* **Task objective**: Among these entries, count the lines containing the word "records" and answer with only the number.

Recorded data: Begin

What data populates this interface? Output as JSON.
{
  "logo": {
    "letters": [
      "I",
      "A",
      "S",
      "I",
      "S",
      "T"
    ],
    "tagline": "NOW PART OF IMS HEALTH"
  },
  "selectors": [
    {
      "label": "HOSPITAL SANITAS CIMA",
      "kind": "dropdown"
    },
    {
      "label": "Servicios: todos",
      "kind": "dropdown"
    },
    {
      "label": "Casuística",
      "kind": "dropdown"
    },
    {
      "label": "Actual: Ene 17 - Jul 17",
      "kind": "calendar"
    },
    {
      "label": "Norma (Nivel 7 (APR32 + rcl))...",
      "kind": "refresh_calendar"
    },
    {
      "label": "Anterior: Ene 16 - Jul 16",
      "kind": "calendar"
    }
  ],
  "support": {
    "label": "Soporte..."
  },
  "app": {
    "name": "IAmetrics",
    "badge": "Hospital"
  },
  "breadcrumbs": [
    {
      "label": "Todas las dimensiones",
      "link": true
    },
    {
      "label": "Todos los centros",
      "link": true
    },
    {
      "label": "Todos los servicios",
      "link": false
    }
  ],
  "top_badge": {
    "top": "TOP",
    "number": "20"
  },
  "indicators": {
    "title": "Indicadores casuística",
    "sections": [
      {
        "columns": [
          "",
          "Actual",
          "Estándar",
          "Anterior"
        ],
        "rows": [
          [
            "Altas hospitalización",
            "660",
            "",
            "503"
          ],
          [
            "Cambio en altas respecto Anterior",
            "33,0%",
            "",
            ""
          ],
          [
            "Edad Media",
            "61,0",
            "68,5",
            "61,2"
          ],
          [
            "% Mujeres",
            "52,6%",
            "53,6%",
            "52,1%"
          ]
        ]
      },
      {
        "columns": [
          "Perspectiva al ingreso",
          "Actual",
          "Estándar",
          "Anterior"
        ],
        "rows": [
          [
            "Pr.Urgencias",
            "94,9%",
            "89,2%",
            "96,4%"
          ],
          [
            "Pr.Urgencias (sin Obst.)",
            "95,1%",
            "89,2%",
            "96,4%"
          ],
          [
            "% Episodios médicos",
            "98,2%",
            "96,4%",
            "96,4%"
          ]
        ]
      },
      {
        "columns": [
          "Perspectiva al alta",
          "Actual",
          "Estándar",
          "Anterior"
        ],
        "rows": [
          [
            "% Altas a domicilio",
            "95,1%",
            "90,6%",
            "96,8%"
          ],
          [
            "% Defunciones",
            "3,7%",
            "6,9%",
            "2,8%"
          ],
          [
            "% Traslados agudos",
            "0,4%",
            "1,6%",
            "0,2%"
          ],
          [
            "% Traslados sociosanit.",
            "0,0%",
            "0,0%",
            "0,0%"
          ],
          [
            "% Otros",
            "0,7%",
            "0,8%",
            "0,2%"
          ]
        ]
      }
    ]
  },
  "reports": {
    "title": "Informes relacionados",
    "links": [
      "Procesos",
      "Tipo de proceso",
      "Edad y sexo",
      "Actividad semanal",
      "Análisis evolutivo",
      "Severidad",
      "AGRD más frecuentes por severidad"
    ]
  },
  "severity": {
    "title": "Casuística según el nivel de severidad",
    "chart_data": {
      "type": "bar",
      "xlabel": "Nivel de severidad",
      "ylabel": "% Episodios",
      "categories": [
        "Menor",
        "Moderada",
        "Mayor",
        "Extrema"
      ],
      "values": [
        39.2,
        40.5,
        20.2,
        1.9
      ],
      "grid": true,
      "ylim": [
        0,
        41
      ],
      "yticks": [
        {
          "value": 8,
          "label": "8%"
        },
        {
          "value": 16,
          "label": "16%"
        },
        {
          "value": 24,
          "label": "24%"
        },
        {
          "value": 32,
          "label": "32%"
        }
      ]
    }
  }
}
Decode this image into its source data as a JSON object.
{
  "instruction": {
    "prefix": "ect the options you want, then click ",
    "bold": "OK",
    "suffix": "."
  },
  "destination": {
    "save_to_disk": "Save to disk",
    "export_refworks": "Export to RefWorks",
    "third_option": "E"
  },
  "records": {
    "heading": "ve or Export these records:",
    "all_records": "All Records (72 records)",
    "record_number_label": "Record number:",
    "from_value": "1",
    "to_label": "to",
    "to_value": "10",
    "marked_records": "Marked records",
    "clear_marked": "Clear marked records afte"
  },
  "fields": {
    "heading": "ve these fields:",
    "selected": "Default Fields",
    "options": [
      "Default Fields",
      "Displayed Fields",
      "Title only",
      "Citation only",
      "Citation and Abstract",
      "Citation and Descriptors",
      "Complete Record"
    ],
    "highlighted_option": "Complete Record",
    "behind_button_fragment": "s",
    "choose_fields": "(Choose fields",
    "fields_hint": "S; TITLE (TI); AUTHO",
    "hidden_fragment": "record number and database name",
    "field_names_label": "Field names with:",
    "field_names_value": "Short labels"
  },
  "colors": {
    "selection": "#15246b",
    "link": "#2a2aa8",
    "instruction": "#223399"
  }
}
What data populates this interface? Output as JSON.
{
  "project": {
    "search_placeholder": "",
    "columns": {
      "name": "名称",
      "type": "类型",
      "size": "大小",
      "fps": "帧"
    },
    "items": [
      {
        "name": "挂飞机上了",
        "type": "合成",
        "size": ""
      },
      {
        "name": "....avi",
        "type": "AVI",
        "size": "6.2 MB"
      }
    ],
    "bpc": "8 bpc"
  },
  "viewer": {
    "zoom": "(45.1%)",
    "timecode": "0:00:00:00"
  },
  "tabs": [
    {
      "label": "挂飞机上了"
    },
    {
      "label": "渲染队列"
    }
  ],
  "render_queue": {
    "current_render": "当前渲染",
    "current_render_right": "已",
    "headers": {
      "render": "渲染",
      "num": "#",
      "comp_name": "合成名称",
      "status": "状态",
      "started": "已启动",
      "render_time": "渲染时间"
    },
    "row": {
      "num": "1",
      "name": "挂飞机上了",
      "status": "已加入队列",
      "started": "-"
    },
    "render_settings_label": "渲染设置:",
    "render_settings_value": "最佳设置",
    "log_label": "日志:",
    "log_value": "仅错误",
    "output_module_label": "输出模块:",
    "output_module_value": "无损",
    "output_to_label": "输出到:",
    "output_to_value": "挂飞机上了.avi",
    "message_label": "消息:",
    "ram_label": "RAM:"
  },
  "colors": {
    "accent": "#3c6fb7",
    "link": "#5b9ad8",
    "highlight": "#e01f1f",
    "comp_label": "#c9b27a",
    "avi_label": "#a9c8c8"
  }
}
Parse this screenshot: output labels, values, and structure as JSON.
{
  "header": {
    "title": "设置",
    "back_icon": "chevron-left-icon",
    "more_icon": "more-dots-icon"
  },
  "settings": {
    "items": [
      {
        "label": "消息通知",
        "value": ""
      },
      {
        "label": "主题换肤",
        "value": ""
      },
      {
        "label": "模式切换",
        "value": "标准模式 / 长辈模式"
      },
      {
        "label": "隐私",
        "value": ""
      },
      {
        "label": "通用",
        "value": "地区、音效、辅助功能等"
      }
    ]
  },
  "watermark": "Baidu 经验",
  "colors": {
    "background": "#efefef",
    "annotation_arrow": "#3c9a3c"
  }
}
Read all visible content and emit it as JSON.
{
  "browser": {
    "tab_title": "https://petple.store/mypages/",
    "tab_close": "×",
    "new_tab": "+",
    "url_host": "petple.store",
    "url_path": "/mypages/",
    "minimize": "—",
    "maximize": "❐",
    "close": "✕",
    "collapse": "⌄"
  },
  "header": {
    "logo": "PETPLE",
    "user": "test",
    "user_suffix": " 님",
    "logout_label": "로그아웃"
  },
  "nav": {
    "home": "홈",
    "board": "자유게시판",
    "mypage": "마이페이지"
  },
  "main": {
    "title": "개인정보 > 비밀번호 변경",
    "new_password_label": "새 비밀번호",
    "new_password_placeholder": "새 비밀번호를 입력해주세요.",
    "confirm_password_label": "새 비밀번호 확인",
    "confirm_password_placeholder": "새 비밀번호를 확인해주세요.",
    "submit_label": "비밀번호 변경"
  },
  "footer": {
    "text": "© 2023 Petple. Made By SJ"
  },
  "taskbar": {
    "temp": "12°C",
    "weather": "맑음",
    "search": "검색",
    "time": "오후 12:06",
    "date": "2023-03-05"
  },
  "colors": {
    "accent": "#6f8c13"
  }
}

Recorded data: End

* **Expected answer**: 5